Transgender patrons dissuaded from attending Dunedin club session

A dispute has emerged over the decision by management to attempt to dissuade transgender patrons entry to Dunedin gay and bisexual venue Space4u’s club session ‘Bodyworks’.

A transgender man who wanted to remain anonymous due to his current employment, enquired as to whether the session was transgender friendly, and was told by management via an email response: 

“The Bodyworks club sessions would not suit you—they are marketed at, to be blunt, male penis enthusiasts who all come looking for contact with another man’s penis and equal attention for their own.”

Whilst that statement is preceded by other information such as: 

“Space4u is available to anyone by appointment” 

(Space4u being the club itself), the vein of the emails remained offensive to the enquirer. 

Of this response, the enquirer was left with the impression that “the space appears to uphold the notion that gay men are men with a penis and that transgender men cannot be included because they don't have a penis.”

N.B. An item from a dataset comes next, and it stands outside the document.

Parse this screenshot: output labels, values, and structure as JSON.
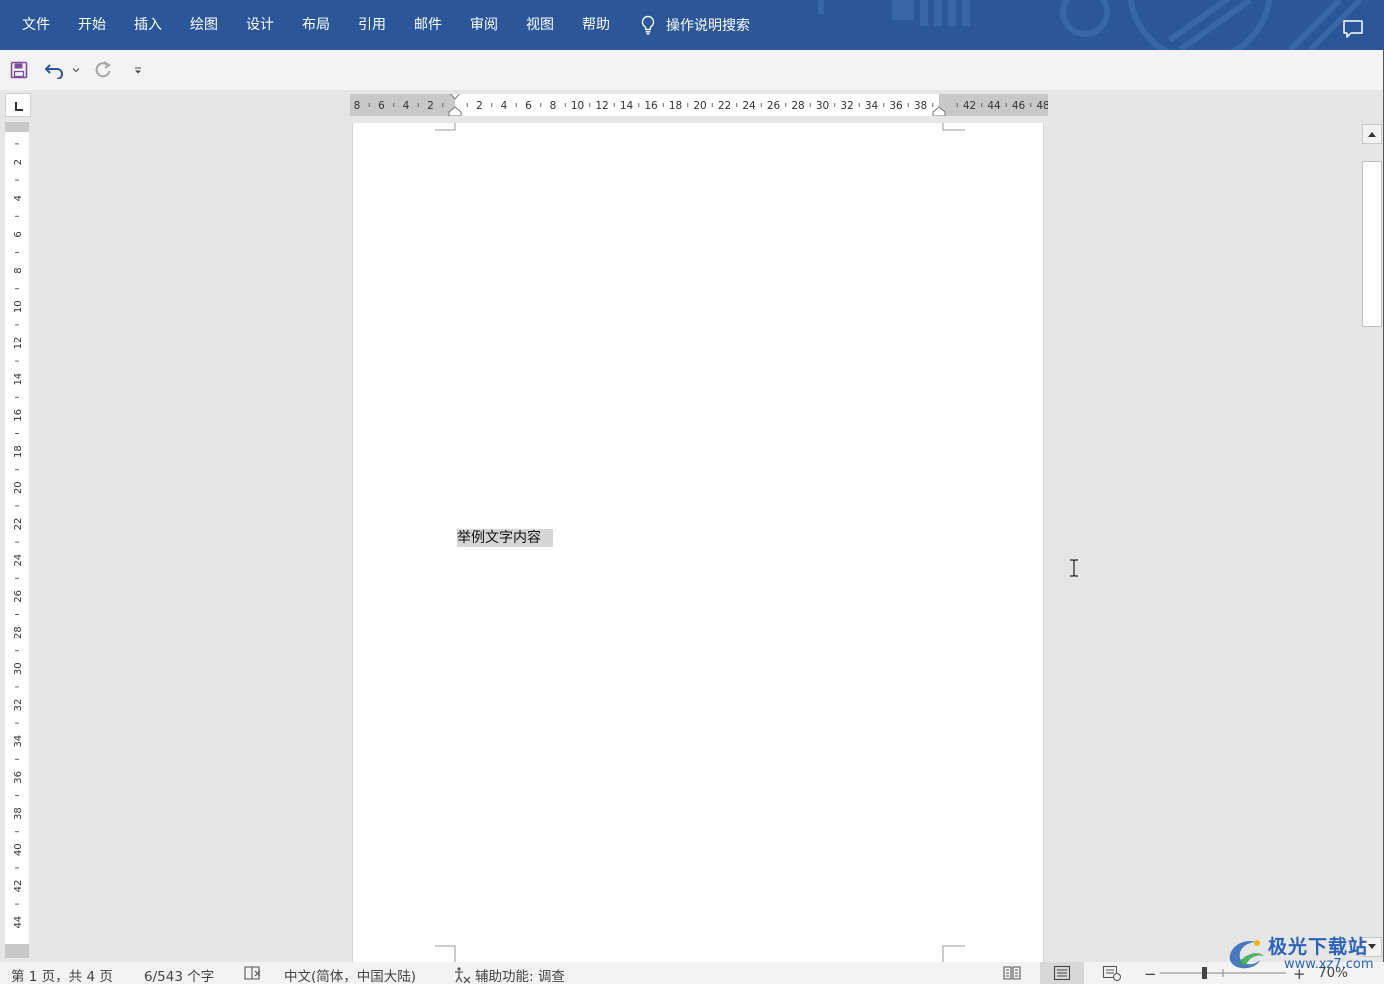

“For me it reads as a question of culture—if in the past Bodywork's has ruled that you must have a 'real' penis to participate, the space can now evolve to change this policy, in turn changing the culture which currently excludes transgender people. And it is a culture of exclusion, I'm not sure why Bodywork's says otherwise.” 

Mark McLeod, the owner and manager of the venue since 2012, commented: “I do not have a policy of excluding transgender people from the Bodyworks club, but my advice is they would be wasting their time coming to a sex club environment where the focus of interest is male genitals.”

“Space4u, the venue, certainly does have a policy of welcoming diversity and as I’ve indicated to [the enquirer] a transgender session could be set up if requested”, before concluding by saying “we can try to please all people, but not all at the same time.”  

The enquirer responded:

“Bodyworks rambles on about a 'limit to inclusivity', something about gay liberation, and not being able to please all people at the same time. There is no limit to inclusivity, that is the entire premise of the word inclusivity. And no one is asking Bodyworks to please all people at the same time, what is being asked is that all gay men are included in the gay male community, instead of only some men being included. Bodyworks is explicitly excluding and discriminating against an important and visible sector of the gay male community.”

This article first appeared in Issue 21, 2016.
Posted 10:16am Sunday 4th September 2016 by Joe Higham.